This has been a longstanding issue that has existed between branches of government dating back to the early days of the Republic and tension over it has exacerbated over the past decade given unpopular decisions at the national level as they relate to foreign policy and health care and at the state level with recent executive branch decisions relating to the rating of childcare systems. There are other examples with bipartisan perpetration, but those are the most visible ones that pop into my head.
The debate has found its way into the Education Committees of the House and Senate with hearings on SF 2183 (Thompson-R-Lakeville)/HF 2596 (Doepke-R-Orono). These bills seek to put an end to what is considered by some to be unwarranted action taken by the Minnesota Department of Education (MDE) in the application of state and federal policy. There are instances when MDE has issued a memorandum as a result of a complaint (usually in the area of special education) or pronounced an interpretation of state or federal law (across a wider range of issues) and these actions have the force of law. It is different when MDE has to undergo rule-making in conjunction with legislation, as that is directed by an initial legislative action.

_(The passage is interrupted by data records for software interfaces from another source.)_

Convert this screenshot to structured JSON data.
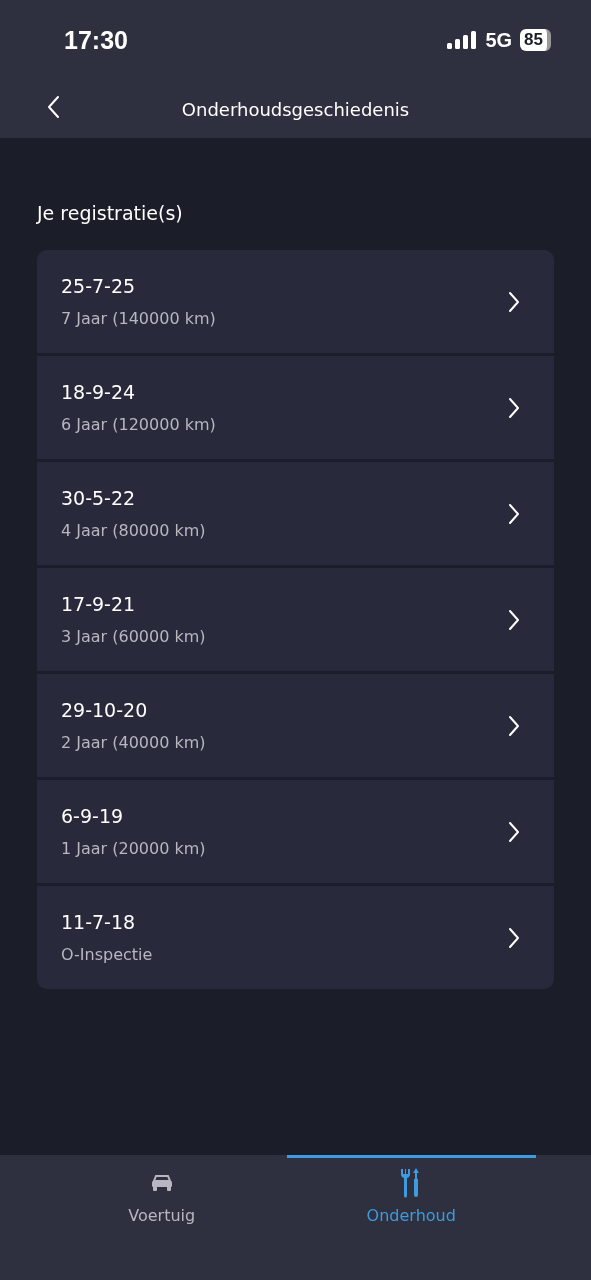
{
  "status_bar": {
    "time": "17:30",
    "network": "5G",
    "battery": "85"
  },
  "nav_bar": {
    "title": "Onderhoudsgeschiedenis"
  },
  "section_title": "Je registratie(s)",
  "registrations": [
    {
      "date": "25-7-25",
      "description": "7 Jaar (140000 km)"
    },
    {
      "date": "18-9-24",
      "description": "6 Jaar (120000 km)"
    },
    {
      "date": "30-5-22",
      "description": "4 Jaar (80000 km)"
    },
    {
      "date": "17-9-21",
      "description": "3 Jaar (60000 km)"
    },
    {
      "date": "29-10-20",
      "description": "2 Jaar (40000 km)"
    },
    {
      "date": "6-9-19",
      "description": "1 Jaar (20000 km)"
    },
    {
      "date": "11-7-18",
      "description": "O-Inspectie"
    }
  ],
  "tabs": [
    {
      "label": "Voertuig",
      "kind": "car",
      "selected": false
    },
    {
      "label": "Onderhoud",
      "kind": "tools",
      "selected": true
    }
  ]
}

What bothers legislators (of both parties I might add) is that when MDE issues a ruling in other forms, it can be done without legislative input or the seeking of legislative intent. In other words, it's the making of law by people without election certificates. One can argue that all members of the Administrative branch of government "share" in the Governor's election certificate, but that is a bit of a stretch when it comes to this process. There is a big difference between the execution of laws (the "how) and the laws themselves (the "what").
From my vantage point, one of the primary reasons for tension this year between the Legislature and the Governor on education policy stems from the successful waiver request made by MDE to the Federal Government to get out from under many of the more punitive aspects of No Child Left Behind. Some legislators view this as a clear end-run by the Governor's office around a number of accountability measures that provide necessary information relating to school performance. There have been several bills discussed by which the Legislature would mold the program submitted to and accepted by the United States' Department of Education, but good luck getting the Governor to sign any of them.
I testified as part of spirited hearings in both the House and Senate on SF 2183/HF 2596. I believe there are appropriate times for MDE to interpret legislation, but the problem is there has been very little consultation with the Legislature when these interpretations are made and some of the decisions, most notably the decision to declare the use of prone restraint as illegal, were both an inappropriate exercise of agency power in the making of law and a gross misreading of the statute in question. Greater transparency should be the goal of the law-making process and while both the Executive and Legislative branches have important roles to play in how policy is developed, both branches also have appropriate roles that they need to assume and not go beyond. I know I'm sounding like a junior high school civics teacher (they still teach civics don't they?), but I truly believe one of the frustrations with the voting public is that the development of the current network of laws, rules, and regulations is extremely difficult to follow.
I've provided a couple of links on this issue:
Text of SF 2183/HF 2596: https://www.revisor.mn.gov/bin/bldbill.php?bill=S2183.0.html&session=ls87
Story from House of Representatives' March 9, 2012, edition of Session Weekly discussing legislative desire to curb Executive Branch rulemaking (story starts on page 3): http://www.house.leg.state.mn.us/hinfo/swkly/2011-12/sw612.pdf